## TASK ITEM
The data below needs to be returned exactly, line for line.

## TASK INPUT
/---

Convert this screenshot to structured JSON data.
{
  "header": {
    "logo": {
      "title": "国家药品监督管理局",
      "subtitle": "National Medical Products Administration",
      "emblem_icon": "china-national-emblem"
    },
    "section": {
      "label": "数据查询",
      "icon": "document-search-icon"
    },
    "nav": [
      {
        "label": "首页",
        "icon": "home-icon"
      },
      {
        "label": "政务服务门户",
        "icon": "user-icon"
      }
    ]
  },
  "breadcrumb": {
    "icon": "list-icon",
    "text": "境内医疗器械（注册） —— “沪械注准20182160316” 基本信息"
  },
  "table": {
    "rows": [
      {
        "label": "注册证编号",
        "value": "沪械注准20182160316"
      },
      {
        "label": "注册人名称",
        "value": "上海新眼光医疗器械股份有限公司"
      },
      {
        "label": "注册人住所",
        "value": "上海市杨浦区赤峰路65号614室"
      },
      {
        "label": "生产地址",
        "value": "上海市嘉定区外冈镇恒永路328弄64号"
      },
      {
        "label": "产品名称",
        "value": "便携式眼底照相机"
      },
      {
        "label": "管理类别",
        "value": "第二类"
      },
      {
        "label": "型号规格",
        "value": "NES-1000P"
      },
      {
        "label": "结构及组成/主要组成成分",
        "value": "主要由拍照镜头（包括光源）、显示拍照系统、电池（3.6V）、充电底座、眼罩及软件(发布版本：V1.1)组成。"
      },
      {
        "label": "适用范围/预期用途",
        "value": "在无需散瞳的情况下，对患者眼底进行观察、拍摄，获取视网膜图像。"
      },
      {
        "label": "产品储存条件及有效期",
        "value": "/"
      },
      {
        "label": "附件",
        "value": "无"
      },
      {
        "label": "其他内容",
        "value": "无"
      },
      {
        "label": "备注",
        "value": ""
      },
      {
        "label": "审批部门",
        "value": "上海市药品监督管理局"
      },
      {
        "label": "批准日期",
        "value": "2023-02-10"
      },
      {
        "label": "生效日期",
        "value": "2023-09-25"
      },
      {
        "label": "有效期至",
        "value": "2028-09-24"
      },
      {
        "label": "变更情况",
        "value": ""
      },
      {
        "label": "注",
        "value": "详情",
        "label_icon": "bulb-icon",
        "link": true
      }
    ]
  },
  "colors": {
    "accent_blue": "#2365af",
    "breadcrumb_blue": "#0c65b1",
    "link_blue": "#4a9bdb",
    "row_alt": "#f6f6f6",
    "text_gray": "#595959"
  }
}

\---

## EXERCISE SOLUTION
Convert this screenshot to structured JSON data.
{
  "header": {
    "logo": {
      "title": "国家药品监督管理局",
      "subtitle": "National Medical Products Administration",
      "emblem_icon": "china-national-emblem"
    },
    "section": {
      "label": "数据查询",
      "icon": "document-search-icon"
    },
    "nav": [
      {
        "label": "首页",
        "icon": "home-icon"
      },
      {
        "label": "政务服务门户",
        "icon": "user-icon"
      }
    ]
  },
  "breadcrumb": {
    "icon": "list-icon",
    "text": "境内医疗器械（注册） —— “沪械注准20182160316” 基本信息"
  },
  "table": {
    "rows": [
      {
        "label": "注册证编号",
        "value": "沪械注准20182160316"
      },
      {
        "label": "注册人名称",
        "value": "上海新眼光医疗器械股份有限公司"
      },
      {
        "label": "注册人住所",
        "value": "上海市杨浦区赤峰路65号614室"
      },
      {
        "label": "生产地址",
        "value": "上海市嘉定区外冈镇恒永路328弄64号"
      },
      {
        "label": "产品名称",
        "value": "便携式眼底照相机"
      },
      {
        "label": "管理类别",
        "value": "第二类"
      },
      {
        "label": "型号规格",
        "value": "NES-1000P"
      },
      {
        "label": "结构及组成/主要组成成分",
        "value": "主要由拍照镜头（包括光源）、显示拍照系统、电池（3.6V）、充电底座、眼罩及软件(发布版本：V1.1)组成。"
      },
      {
        "label": "适用范围/预期用途",
        "value": "在无需散瞳的情况下，对患者眼底进行观察、拍摄，获取视网膜图像。"
      },
      {
        "label": "产品储存条件及有效期",
        "value": "/"
      },
      {
        "label": "附件",
        "value": "无"
      },
      {
        "label": "其他内容",
        "value": "无"
      },
      {
        "label": "备注",
        "value": ""
      },
      {
        "label": "审批部门",
        "value": "上海市药品监督管理局"
      },
      {
        "label": "批准日期",
        "value": "2023-02-10"
      },
      {
        "label": "生效日期",
        "value": "2023-09-25"
      },
      {
        "label": "有效期至",
        "value": "2028-09-24"
      },
      {
        "label": "变更情况",
        "value": ""
      },
      {
        "label": "注",
        "value": "详情",
        "label_icon": "bulb-icon",
        "link": true
      }
    ]
  },
  "colors": {
    "accent_blue": "#2365af",
    "breadcrumb_blue": "#0c65b1",
    "link_blue": "#4a9bdb",
    "row_alt": "#f6f6f6",
    "text_gray": "#595959"
  }
}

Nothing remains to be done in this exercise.